We used the resources of the cast–singers, composers, actors, dancers, costume designers, and more–to create a piece based on ancient performance conditions to some degree. The music was composed and sung by a student musician, Joe Vecchione, with Corey Ryzuk; costumes were designed and built on a true shoestring by a student Theater minor, Andy Bravo; choreography for the chorus was created and taught to the generally inexperienced chorus by a Dance student, Haley Yacos. It was important to us to perform in the outdoors “amphitheater” (really a Greek theater style structure built in 1936 under the WPA to accommodate just such performances, as well as
provide a public gathering place–which was also the purpose behind most Greek theaters in antiquity). We had 200+ spectators that first year, and have remained relatively consistent over three years in audience. We hope to gain more audience members this year, and perhaps even to take scenes or the entire play out into the off-campus community.
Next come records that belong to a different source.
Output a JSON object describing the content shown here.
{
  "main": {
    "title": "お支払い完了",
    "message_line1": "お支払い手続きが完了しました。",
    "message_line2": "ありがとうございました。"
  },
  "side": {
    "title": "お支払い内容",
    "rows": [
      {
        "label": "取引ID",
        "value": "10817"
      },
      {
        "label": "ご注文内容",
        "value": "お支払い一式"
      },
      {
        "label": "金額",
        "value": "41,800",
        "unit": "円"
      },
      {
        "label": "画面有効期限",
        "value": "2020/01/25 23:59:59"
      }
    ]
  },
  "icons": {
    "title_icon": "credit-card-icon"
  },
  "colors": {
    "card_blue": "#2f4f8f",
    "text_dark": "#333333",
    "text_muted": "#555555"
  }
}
All our performances are free, and open to all members of the public, on or off campus.